While Roger D. Launius’ op-ed piece “Rationales for Human Spaceflight after the Shuttle” [Feb. 11, Commentary, page 19] tries to stay above the fray, he repeats some accepted “wisdom” that is highly questionable. He states that, among other rationales, scientific discovery and understanding “have been accomplished with lesser cost and arguably greater efficiency using robotic spacecraft, thank you very much.”
That may be true if you look only at the absolute costs of the missions. However, when measured by scientific productivity — cost per unit of science — that is very unlikely to be true. Despite using 1960s technology, Apollo still provides the only absolute dates for any planetary scale body in the solar system to this date, and unfortunately for the foreseeable future. Every other date for a planetary impact crater, a martian lava flow, a fault on Europa or anything else is relative to the Apollo record — they are little more than educated guesses that may have little relevance in the outer solar system.
Apollo astronauts achieved in hours what it has taken automated robots years to do on Mars, and did it more completely and better. With today’s technology and skills, it is far from clear that a flagship-class automated Mars sample-return mission would cost significantly less than a human mission, but it would certainly accomplish far less science. Once the architecture was paid for, each Apollo flight cost about the same as a flagship planetary mission, but provided far more science. Just as Apollo costs were beginning to come down and scientific productivity was at its peak, we canceled it.
Supporters of automated spaceflight lay claim to the Hubble Space Telescope, but that is part of the human space program. It never could have been as productive an instrument without regular repair and upgrade. NASA’s smartest decision, possibly ever, was to provide passive docking facilities for Orion on Hubble’s replacement, the James Webb Space Telescope (JWST). If Orion ever flies, on the Space Launch System or a4 Heavy, that inexpensive decision, if sustained, has the potential to convert the JWST into a similarly long-term productive investment.

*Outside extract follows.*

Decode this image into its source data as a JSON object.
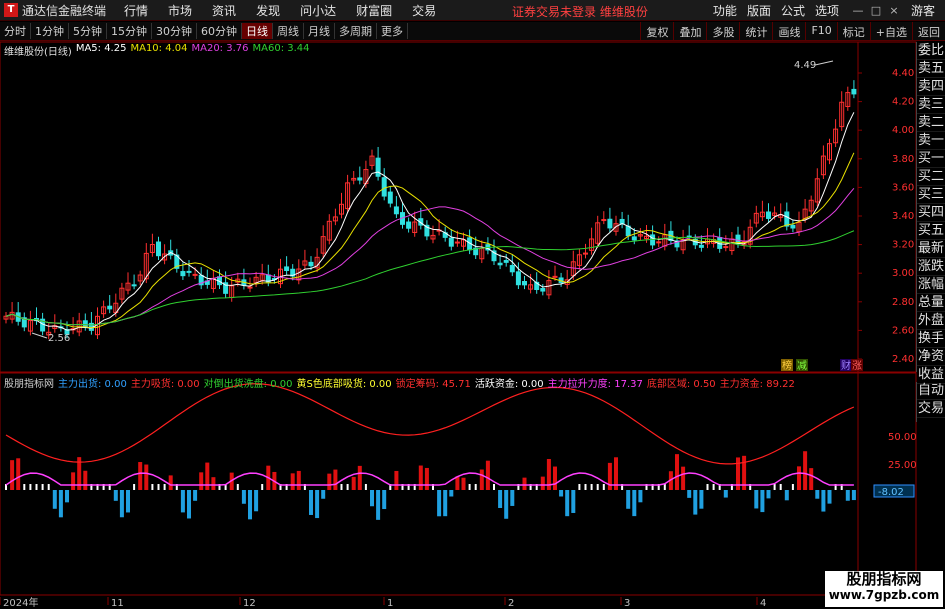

Automated science has a role for initial reconnaissance, but it is inappropriate for in-depth science, particularly sciences that require fieldwork. Now that the costs of human spaceflight are finally beginning to come down, its advocates should never concede the scientific rational, yet they seem curiously willing to do so.
Donald F. Robertson